If you appreciate the value of hands-on training and want to practice your skills in a highly valued career, the role of an occupational therapy assistant (OTA) is worth investigating. In today’s healthcare environment, the OTA’s work is essential in the healthcare support arena. OTAs have one of the top 25 jobs according to the 2019 U.S. News “best healthcare support” job list.
The future is bright for those drawn to healthcare jobs, too. The Bureau of Labor Statistics estimates the number of healthcare jobs will grow 18% by 2026 – about twice than as the national average for all jobs. If you think this could be the career for you, check out these three things you’ll want to know about getting your OTA degree- the coursework and fieldwork parts one and two.
OTA Training: Classes + Fieldwork
You can think of the ideal pathway to becoming an occupational therapy assistant as having three stages:
1. The Associate OTA Degree Coursework
You’ll want to get an associate’s (2-year) degree from a university’s occupational therapy assistant program. Typically, this is an associate of applied science degree, meaning the coursework is devoted to the skills and practices necessary to become a Certified Occupational Therapy Assistant (COTA).
You can learn more about OTA classes in this blog. Spoiler: Good news for many: there’s not a lot of math.
You do have preliminary coursework, which is 24 college hours of subjects like English composition, psychology, anatomy and physiology, and healthcare terminology. Your knowledge from these classes combines with coursework specific to occupational therapy assistant training.
For example, in your OTA degree program, you’ll learn about the principles of occupational therapy and how they apply in real-life scenarios. Then, depending on the OTA degree program you choose, you’ll begin to incorporate fieldwork into your studies. The fieldwork helps to ensure you’re ready for the challenges and rewards of an OTA career. Fieldwork begins as early as the second semester.

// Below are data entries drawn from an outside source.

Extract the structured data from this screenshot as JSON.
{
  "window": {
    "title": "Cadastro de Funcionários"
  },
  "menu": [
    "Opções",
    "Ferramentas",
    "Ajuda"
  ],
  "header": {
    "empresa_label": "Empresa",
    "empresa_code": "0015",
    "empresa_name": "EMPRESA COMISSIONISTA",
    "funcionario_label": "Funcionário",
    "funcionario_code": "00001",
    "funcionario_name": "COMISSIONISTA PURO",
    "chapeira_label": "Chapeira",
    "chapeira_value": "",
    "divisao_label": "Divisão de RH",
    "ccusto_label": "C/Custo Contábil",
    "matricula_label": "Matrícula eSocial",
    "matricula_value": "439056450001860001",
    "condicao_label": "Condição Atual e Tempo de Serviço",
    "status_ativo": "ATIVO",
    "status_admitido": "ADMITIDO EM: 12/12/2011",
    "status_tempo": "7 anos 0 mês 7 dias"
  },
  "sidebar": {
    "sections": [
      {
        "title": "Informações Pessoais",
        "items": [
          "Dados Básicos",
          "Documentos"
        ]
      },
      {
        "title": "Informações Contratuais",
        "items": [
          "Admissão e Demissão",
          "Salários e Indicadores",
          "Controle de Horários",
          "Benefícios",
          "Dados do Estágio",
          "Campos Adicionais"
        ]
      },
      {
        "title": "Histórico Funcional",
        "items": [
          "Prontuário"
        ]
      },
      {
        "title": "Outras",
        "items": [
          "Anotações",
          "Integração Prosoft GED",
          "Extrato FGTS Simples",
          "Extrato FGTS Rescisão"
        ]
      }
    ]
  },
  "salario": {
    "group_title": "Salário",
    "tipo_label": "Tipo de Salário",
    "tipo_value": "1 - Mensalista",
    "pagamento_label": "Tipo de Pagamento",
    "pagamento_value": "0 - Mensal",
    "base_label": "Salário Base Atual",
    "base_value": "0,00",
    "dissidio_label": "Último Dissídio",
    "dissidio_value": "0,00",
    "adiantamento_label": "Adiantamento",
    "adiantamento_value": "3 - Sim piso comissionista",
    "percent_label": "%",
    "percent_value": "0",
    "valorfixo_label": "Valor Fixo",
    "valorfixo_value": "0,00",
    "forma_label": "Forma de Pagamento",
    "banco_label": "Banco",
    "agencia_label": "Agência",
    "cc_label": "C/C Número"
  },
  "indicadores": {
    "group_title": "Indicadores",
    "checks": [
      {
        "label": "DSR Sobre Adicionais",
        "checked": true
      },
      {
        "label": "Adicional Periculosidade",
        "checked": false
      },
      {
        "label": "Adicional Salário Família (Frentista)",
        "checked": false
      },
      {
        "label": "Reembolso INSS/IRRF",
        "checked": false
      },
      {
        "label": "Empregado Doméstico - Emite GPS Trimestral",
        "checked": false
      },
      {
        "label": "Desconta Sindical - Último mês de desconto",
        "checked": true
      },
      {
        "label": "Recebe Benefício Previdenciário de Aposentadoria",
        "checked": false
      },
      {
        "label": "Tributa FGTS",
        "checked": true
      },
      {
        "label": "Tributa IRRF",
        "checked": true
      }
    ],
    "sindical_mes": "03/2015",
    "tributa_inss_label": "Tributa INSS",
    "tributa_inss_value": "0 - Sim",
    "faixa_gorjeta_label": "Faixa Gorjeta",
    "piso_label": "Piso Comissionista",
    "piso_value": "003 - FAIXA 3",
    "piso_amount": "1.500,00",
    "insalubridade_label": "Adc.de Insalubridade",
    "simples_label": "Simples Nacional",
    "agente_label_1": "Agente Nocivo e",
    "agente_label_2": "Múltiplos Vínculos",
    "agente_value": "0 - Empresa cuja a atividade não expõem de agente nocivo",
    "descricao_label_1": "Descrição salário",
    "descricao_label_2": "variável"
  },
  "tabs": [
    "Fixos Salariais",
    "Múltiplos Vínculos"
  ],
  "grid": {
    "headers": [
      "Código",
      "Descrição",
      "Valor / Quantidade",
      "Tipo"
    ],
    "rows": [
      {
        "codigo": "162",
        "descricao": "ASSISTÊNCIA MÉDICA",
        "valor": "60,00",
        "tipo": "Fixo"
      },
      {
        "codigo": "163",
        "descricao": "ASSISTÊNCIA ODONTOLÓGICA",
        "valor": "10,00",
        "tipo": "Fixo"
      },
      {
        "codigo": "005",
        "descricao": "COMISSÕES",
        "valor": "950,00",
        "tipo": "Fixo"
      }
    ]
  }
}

2. Level I Fieldwork
The goal of Level I fieldwork is to introduce students to client experiences and ensure there’s an understanding of various client needs.
In Level I fieldwork, you’ll do a lot of observation, noting how occupational therapists (OTs) and OTAs work with their clients. You’ll also see the ways occupational therapists and OTAs team up for their clients’ benefit.
In general, the OT is responsible for designing the therapy plan. The OTA carries out day-to-day activities and reports on progress made toward the goals a client has set. Often the OT consults with the OTA, and the OTA can suggest changes to the plan.
Each university’s occupational therapy assistant degree program determines time requirements for Level I, guided by AOTA standards. The occupational therapy assistant program can also require specific fieldwork placements for its OTA students.
3. Level II Fieldwork
Level II fieldwork asks OTA students to apply theoretical and scientific principles from classes and practice scenarios to a wide range of actual client situations. This ability is enhanced when OTA programs are located in larger, healthcare-centric metropolitan areas. A fieldwork evaluator provides feedback and grades the student’s experiences.
Level II fieldwork often is in the form of a full-time internship or part-time work in client settings. By the end of the second (final) year of the associate of applied science in occupational therapy assistant program, the OTA student should have the proven skills of an entry-level practitioner.
Occupational Therapy Assistant: You’re Needed
The role of the occupational therapy assistant in healthcare support covers many different areas. An OTA works in partnership with an occupational therapist (OT) in the execution of therapy plans for those whose lives are more difficult due to various types of challenges:
OTA Career Outlook
The unique design of an OTA degree program has its rewards. The average starting pay for new OTAs is more than $44,000 yearly and often is more in areas of the country where the need is higher. The BLS puts the median OTA salary at $60,220, which typically means someone who is a certified OTA and has several years of experience.
Earn Your Occupational Therapy Assistant Degree at CUKC
The two-year Associate of Applied Science (A.A.S.) in Occupational Therapy Assistant Degree Program at Cleveland University-Kansas City (CUKC) includes 16 core courses along with the four-to-five months of required fieldwork experience. Coursework is presented in eight-week segments to immerse students in their class subjects.
Cleveland University-Kansas City (CUKC) is a nonprofit, private, healthcare-focused university in Overland Park, Kansas. At CUKC, the OTA degree program offers class starts in spring, summer, and fall each year.
Other features of the OTA degree program at CUKC:
Get your hands on one of the best two-year degree opportunities around. Find out more by getting your free OTA ebook today: Your Complete Guide to an Occupational Therapy Assistant Career.